Task prompt :: Filter the material, keeping only lines with the word "JSON".

—————

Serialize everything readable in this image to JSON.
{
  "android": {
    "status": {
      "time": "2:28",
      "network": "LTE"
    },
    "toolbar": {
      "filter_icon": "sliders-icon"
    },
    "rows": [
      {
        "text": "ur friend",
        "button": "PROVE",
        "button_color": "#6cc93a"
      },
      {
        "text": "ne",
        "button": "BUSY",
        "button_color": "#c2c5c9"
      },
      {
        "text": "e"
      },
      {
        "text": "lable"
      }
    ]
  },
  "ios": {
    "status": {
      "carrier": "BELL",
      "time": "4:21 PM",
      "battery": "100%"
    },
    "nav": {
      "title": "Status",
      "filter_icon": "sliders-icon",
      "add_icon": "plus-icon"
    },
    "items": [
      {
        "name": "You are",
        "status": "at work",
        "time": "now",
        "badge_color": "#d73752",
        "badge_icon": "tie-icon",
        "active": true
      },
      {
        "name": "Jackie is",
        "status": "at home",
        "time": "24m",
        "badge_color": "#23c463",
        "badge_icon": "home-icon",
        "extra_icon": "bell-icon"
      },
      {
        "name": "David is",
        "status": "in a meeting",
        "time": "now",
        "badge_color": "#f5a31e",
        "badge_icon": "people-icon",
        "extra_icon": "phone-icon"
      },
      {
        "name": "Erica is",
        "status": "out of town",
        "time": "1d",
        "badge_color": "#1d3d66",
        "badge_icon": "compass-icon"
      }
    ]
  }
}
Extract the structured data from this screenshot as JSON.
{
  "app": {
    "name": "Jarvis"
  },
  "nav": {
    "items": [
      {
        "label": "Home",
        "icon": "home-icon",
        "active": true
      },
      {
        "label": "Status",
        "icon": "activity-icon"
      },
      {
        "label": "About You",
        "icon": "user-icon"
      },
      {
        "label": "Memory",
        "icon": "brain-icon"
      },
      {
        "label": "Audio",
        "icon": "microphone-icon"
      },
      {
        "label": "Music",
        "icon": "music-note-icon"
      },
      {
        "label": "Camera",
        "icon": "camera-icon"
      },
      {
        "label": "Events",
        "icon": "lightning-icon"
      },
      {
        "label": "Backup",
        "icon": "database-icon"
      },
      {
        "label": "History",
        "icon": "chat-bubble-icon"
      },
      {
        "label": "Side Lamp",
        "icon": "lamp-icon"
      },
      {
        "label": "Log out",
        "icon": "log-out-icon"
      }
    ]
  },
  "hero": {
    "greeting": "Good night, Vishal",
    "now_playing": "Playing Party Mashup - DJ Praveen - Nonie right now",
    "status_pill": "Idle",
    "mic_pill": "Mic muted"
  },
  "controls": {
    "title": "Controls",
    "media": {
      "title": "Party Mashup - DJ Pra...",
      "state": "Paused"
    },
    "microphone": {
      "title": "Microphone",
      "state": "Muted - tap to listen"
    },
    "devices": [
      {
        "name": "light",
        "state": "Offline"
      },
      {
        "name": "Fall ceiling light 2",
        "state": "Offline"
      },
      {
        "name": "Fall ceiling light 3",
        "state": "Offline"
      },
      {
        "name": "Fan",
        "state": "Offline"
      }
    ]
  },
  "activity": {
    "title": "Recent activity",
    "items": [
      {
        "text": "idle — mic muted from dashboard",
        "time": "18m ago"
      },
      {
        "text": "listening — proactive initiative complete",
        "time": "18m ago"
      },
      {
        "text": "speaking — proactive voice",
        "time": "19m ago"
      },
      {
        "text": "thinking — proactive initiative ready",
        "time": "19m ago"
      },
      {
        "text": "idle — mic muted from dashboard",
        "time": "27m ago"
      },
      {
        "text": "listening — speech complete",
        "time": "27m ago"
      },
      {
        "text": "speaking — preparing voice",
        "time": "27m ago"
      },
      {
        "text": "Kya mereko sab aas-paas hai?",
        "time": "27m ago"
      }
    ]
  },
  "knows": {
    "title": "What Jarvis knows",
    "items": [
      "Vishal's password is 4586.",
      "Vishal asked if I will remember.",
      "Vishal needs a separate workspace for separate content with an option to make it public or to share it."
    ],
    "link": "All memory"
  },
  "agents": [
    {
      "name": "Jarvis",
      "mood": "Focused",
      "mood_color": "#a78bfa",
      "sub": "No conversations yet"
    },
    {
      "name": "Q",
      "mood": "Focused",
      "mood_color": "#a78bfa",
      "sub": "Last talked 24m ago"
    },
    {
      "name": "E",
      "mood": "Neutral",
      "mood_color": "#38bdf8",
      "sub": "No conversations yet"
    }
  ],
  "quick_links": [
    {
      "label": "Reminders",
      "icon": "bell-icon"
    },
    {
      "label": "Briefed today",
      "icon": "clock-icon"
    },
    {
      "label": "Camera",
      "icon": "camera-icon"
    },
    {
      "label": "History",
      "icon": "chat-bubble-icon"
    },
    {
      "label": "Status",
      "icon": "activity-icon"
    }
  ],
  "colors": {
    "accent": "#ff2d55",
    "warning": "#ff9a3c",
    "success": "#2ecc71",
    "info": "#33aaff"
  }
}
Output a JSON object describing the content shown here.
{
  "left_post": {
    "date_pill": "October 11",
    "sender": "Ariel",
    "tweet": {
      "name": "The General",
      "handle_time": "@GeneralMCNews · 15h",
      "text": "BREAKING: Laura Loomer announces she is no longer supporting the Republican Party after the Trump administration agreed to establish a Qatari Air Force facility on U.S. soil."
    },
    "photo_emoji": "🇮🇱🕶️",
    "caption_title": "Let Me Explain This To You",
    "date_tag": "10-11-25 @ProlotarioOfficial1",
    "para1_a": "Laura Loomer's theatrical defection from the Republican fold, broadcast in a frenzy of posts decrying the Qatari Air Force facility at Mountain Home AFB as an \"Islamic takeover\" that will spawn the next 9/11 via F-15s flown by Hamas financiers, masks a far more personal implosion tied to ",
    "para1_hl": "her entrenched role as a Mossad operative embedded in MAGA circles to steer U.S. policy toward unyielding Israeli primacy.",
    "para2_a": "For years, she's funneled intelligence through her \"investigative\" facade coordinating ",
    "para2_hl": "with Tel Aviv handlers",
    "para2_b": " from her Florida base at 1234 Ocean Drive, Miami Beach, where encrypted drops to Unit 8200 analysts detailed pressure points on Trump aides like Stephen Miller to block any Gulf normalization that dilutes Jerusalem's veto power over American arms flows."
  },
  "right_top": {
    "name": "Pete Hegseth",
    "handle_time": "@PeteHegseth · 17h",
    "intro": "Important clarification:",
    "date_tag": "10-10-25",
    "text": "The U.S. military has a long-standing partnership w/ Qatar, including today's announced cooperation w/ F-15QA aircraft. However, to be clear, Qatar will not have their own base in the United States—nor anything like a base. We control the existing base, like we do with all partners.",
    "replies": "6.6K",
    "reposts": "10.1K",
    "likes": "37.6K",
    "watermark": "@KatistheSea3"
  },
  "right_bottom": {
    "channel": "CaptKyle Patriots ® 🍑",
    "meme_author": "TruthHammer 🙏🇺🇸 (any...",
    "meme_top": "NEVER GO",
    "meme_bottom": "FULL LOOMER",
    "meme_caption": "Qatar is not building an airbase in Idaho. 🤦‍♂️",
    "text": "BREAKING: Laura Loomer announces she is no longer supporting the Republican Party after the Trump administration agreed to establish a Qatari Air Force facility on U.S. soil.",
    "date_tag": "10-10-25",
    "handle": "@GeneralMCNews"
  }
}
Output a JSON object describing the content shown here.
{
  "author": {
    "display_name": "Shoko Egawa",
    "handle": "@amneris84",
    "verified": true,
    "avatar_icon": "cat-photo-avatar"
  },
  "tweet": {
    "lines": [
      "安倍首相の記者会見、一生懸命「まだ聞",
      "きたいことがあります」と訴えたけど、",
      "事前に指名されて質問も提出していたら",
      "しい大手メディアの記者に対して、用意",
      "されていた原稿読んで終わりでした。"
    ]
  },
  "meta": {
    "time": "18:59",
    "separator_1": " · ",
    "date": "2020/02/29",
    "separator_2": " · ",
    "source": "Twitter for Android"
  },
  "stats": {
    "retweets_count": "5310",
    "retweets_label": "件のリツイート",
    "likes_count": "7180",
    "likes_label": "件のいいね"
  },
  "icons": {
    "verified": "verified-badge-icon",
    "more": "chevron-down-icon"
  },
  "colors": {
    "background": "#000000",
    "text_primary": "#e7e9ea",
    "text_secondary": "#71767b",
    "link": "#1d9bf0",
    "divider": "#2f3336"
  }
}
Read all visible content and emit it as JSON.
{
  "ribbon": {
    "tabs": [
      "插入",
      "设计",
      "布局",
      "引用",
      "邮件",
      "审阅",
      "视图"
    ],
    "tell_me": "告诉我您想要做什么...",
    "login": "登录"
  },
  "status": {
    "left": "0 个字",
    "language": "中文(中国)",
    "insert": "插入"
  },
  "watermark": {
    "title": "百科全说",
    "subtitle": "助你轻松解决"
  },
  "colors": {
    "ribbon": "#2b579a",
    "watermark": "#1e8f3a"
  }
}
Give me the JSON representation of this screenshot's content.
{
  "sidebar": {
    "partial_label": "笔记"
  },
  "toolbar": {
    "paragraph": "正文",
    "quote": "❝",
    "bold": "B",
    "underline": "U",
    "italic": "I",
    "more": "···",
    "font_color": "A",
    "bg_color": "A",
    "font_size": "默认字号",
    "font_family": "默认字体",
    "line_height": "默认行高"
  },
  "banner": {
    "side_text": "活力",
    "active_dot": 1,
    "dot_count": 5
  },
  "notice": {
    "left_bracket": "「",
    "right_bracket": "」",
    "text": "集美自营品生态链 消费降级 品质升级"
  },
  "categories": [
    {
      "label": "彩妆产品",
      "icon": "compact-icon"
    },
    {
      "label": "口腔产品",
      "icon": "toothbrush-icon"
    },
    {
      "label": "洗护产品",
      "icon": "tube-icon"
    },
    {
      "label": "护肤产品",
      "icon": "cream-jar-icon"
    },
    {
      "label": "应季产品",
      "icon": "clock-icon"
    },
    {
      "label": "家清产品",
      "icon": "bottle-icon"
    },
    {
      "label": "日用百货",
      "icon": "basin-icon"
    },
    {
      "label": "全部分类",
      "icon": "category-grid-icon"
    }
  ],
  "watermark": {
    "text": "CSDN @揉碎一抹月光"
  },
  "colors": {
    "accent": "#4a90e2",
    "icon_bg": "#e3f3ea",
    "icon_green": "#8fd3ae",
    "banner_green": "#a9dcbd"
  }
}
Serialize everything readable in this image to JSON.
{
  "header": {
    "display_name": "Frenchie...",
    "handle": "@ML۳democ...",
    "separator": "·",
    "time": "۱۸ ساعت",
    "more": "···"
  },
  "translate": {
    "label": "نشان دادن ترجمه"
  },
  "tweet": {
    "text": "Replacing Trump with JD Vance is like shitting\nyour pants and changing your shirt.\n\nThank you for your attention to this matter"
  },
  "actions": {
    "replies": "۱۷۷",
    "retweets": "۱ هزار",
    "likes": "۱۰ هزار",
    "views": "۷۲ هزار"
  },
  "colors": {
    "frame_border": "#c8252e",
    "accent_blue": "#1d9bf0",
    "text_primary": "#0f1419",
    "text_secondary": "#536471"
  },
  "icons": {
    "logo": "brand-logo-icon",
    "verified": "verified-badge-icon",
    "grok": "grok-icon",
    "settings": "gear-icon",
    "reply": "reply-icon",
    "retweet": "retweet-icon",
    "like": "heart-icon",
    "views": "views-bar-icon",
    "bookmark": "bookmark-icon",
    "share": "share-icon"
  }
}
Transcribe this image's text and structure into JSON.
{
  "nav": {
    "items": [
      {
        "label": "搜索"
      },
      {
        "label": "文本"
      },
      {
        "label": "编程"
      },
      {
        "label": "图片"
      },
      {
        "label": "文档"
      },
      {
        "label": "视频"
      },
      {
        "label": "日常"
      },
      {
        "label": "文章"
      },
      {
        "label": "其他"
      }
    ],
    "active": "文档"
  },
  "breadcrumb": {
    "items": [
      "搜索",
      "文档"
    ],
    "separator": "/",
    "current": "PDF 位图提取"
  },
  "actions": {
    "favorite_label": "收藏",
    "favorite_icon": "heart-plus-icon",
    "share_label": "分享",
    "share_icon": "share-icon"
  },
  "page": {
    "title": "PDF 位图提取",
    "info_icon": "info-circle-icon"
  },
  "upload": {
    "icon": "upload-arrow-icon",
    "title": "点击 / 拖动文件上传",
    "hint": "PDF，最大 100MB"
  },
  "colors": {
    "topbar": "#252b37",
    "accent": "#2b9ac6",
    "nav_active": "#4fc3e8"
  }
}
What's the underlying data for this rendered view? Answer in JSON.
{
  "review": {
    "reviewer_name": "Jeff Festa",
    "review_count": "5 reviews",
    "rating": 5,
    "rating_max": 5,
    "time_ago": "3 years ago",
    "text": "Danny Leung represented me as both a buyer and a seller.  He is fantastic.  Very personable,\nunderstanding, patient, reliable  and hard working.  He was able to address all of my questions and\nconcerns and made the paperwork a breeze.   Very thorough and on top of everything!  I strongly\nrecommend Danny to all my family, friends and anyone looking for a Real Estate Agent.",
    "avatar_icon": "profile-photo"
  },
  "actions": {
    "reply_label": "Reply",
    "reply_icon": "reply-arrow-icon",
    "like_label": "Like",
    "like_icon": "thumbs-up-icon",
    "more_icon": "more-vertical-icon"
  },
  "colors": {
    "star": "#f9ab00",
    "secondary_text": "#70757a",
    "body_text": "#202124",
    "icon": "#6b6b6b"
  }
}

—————

Exercise response ::
Serialize everything readable in this image to JSON.
Extract the structured data from this screenshot as JSON.
Output a JSON object describing the content shown here.
Output a JSON object describing the content shown here.
Read all visible content and emit it as JSON.
Give me the JSON representation of this screenshot's content.
Serialize everything readable in this image to JSON.
Transcribe this image's text and structure into JSON.
What's the underlying data for this rendered view? Answer in JSON.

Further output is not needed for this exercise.